Disappointing…from IBEW local 159:
The South Central Building Trades Council held an information picket in front of the new Ale Asylum Brew Pub being constructed on Packers and International Lane. Dave Boetcher and Joel Kapusta were there for IBEW 159. The Ale Asylum and the general contractor on the job, CSI, have used predominantly nonunion labor to construct the project. The electrical contractor is Hills Wiring of Baraboo, which is nonunion. One of the employees of Hills Wiring actually came out to take a picture of the protesters. We took his picture because it is illegal to use intimidation, such as taking pictures of picketers, to try to stop such job actions. We expect to be increasing such actions around the Madison area to raise more awareness of businesses that receive taxpayer help (Ale Asylum is on county land with a lease program) should hire contractors that pay decent wages.
It’s especially disappointing to see a craft brewery go for the lowest possible price over quality. Why? Because the entire microbrewery industry works because people will pay more for craft beer because it has a higher quality and a real connection to the community. Sure, you can get lots of Bud light real cheap, but is it quality beer? And wouldn’t you rather buy interesting and high quality beer from the brewery right down the road? I would. And Ale Asylum makes good beer.
Or as this article states: Can beer save America?
In the last few years, small brewers have filled the vacuum left by macrobrewers, specifically marketing higher-priced products based on premium quality and taste. It’s been a wildly successful endeavor. 2011’s sales results tell that story: In a year that saw an overall decline in the beer market, the craft brewing industry increased its year-to-year sales by 15 percent and substantially grew its share of the total market. And here’s the key stat: according to the Brewer’s Association, “craft brewing sales share in 2011 was 5.7 percent (of the total beer market) by volume and 9.1 percent by dollars.”
That gap between share of total volume and share of total dollars generated is the high-price/high-quality/low-volume business model at work. Basically, craft brewers are generating a much larger share of beer revenue than they are contributing to the overall volume of beer in America — meaning that, contrary to previous trends, a growing share of consumers are willing to pay more for less, as long as the product is the comparatively higher-quality product that craft brewers provide.
Update Ale Aslyum posted the following to their Facebook page:
Inmates: This is long, but important and is our response to recent posts regarding construction. Please read on.
Some people say to leave this situation alone. We choose to engage because we care about our community. Anyone who knows us knows this. HOWEVER, nobody has even told us a specific complaint. For what it’s worth, here is a list of union contractors working on our building (which is not even ours.
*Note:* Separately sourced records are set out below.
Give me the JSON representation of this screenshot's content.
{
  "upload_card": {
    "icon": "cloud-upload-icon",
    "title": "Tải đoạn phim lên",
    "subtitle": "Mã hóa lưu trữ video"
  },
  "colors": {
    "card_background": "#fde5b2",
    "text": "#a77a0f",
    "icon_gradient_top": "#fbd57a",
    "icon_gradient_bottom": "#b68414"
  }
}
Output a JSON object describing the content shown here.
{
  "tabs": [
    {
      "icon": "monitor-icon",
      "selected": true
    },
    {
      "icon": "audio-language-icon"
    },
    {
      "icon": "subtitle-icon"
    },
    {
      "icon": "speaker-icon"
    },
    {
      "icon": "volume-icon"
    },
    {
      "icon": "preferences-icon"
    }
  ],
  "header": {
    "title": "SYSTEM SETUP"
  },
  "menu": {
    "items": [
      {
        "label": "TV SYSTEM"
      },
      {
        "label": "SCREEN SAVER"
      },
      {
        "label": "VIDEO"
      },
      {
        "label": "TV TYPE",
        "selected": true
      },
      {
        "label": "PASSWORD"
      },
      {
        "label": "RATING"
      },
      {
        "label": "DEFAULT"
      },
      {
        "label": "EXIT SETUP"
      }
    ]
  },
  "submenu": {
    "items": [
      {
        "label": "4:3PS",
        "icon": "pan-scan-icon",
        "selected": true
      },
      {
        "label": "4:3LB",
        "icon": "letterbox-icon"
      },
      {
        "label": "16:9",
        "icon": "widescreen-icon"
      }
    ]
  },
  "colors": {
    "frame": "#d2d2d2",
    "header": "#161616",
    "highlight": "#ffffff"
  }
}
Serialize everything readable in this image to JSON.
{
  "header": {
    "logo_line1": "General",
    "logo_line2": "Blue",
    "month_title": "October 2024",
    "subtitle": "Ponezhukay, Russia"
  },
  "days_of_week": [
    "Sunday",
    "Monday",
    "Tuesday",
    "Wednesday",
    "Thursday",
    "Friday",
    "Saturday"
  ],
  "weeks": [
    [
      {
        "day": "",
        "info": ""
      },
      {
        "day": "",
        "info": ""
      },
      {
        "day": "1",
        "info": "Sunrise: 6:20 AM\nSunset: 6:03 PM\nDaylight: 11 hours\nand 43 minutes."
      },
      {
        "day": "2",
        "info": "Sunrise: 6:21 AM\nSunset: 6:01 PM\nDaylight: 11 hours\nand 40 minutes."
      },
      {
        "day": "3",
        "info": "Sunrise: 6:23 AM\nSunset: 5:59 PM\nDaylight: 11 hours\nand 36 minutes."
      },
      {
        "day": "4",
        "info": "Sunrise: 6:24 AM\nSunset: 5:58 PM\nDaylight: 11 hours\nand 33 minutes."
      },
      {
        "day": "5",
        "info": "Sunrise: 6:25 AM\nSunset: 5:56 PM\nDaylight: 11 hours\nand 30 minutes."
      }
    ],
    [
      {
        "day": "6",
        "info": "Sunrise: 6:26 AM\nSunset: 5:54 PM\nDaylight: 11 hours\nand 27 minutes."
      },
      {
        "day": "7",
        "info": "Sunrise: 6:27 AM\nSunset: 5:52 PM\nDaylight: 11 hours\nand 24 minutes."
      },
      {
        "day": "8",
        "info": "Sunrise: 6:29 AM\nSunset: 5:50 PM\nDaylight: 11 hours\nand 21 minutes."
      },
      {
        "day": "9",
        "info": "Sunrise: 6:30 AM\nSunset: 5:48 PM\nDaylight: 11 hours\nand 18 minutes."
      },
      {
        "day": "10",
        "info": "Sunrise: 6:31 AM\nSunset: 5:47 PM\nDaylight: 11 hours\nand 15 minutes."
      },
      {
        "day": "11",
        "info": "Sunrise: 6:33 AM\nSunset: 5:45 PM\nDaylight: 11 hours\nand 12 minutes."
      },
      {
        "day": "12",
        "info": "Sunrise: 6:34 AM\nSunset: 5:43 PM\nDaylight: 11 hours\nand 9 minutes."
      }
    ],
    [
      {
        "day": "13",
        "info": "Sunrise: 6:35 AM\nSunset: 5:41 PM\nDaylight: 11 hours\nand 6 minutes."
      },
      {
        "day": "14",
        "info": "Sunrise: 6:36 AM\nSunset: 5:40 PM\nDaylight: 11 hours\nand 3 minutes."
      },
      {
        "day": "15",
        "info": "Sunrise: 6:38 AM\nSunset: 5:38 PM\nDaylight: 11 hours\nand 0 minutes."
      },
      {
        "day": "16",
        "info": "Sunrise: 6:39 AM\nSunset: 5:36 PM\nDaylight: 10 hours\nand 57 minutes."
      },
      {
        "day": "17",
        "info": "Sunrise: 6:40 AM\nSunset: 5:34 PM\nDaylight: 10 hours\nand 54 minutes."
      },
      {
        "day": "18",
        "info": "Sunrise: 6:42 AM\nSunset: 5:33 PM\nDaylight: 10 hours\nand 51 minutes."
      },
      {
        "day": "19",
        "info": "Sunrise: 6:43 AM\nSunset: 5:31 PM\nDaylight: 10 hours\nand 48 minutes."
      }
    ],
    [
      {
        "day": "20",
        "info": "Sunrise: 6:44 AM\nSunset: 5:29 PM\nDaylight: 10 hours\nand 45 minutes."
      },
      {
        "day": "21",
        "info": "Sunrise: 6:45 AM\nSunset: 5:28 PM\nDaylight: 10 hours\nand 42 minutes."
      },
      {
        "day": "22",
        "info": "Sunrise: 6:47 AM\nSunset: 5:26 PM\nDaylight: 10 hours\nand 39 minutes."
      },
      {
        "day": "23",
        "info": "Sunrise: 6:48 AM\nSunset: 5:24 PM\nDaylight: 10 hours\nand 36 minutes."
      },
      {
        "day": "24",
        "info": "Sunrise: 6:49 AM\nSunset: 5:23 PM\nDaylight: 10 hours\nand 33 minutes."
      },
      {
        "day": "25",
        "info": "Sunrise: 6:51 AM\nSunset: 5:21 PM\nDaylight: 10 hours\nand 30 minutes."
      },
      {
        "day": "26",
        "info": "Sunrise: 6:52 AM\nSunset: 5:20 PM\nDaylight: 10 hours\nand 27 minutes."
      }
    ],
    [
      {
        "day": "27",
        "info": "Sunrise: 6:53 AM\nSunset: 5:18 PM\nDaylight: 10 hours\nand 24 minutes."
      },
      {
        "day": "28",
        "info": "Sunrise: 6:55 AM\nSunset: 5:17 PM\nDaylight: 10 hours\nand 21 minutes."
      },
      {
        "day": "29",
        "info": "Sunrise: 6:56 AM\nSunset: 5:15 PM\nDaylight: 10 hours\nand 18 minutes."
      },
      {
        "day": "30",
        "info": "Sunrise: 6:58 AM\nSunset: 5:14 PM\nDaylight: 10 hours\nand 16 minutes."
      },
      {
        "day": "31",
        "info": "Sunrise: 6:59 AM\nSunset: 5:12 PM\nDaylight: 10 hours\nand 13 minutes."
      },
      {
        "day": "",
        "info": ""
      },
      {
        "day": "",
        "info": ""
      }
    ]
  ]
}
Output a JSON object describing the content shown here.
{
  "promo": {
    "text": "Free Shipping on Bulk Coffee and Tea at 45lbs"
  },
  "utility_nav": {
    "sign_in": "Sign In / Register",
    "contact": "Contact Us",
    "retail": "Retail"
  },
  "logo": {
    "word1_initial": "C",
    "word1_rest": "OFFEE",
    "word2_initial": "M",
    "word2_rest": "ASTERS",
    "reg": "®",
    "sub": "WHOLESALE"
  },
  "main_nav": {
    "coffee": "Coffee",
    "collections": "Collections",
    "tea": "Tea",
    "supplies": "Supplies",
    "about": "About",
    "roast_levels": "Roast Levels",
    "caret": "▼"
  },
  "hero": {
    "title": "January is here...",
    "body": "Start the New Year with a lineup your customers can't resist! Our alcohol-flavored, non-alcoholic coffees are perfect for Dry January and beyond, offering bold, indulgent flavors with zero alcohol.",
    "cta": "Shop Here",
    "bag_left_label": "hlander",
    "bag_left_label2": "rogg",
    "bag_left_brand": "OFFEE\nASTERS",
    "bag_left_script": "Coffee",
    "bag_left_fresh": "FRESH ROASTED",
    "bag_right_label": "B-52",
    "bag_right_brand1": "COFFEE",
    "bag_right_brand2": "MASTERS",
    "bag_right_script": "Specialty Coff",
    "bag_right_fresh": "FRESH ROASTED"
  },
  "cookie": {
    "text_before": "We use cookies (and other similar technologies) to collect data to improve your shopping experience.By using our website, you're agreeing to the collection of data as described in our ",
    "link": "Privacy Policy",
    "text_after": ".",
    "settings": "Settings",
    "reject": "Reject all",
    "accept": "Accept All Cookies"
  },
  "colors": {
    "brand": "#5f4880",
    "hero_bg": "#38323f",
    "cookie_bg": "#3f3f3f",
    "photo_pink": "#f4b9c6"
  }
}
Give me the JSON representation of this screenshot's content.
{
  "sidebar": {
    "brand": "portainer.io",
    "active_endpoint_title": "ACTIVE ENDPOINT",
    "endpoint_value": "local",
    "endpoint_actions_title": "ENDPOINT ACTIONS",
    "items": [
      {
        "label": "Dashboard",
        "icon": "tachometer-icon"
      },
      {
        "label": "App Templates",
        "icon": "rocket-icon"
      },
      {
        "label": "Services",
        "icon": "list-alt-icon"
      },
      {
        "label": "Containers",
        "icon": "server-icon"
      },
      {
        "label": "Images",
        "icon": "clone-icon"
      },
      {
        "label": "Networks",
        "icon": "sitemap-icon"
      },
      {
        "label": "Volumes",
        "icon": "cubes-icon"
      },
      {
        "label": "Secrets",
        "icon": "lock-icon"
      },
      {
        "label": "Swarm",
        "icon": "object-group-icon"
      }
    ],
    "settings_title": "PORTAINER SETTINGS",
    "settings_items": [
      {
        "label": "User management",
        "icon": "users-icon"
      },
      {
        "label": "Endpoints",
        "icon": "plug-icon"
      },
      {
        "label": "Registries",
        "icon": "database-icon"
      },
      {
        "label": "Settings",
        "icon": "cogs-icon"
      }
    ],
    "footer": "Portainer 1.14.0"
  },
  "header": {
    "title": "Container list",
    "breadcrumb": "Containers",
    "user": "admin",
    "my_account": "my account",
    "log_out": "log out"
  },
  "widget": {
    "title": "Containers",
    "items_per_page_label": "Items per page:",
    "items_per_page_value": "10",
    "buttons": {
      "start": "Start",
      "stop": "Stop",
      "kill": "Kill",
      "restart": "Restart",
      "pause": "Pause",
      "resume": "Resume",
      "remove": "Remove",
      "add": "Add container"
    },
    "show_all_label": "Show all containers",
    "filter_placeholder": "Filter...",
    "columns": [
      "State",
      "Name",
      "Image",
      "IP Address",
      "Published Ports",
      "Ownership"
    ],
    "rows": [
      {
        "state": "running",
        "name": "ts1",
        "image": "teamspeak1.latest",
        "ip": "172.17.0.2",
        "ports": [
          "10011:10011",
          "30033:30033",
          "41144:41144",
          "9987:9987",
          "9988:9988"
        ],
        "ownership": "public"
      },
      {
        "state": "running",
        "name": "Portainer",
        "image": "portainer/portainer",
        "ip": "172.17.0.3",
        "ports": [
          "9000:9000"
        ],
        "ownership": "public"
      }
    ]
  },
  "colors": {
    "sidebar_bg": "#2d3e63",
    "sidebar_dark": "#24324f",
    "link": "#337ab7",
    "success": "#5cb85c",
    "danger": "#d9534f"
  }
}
We’re just leasing it from the owner, who is responsible for construction):
-Middleton Construction – Concrete
-Pertzborn Plumbing – Sprinklers, Plumbing
-Fabcon – Wall manufacturing and Erecting
-Reynolds Transfer – Rigging and Erecting
-KHS – Brewery Equipment
-Superior Rigging – Equipment Transfer, Erecting
We asked for bids from union contractors for electrical and never heard back from them. Hopefully that means they’re crazy busy.
We pay our staff at the upper tier for industry salaries, offer benefits, paid vacations, pay 3X the minimum wage for tasting room employees… In other words, we respect our workers and treat them as we wish to be treated.
This is an important topic to say the least. With so many people up in arms over this, could someone please have the person/group responsible for the protests contact me (Otto Dilba) at Ale Asylum? It’s hard to accurately respond to your impassioned posts without even knowing the source of the complaint!
We love beer. We love our inmates. We love our community. My father was in a union for my most of my life. The paper mill he worked at went on strike when I was a child, financially choking our family for the better part of a year. The idea we wouldn’t give ample opportunity to union workers for our build out is upsetting on a personal level and makes my heart hurt.
Love the passion, need some clarity. And a beer.
Vice President, Ale Asylum
Categories: | Labor | Madison | Media | Solidarity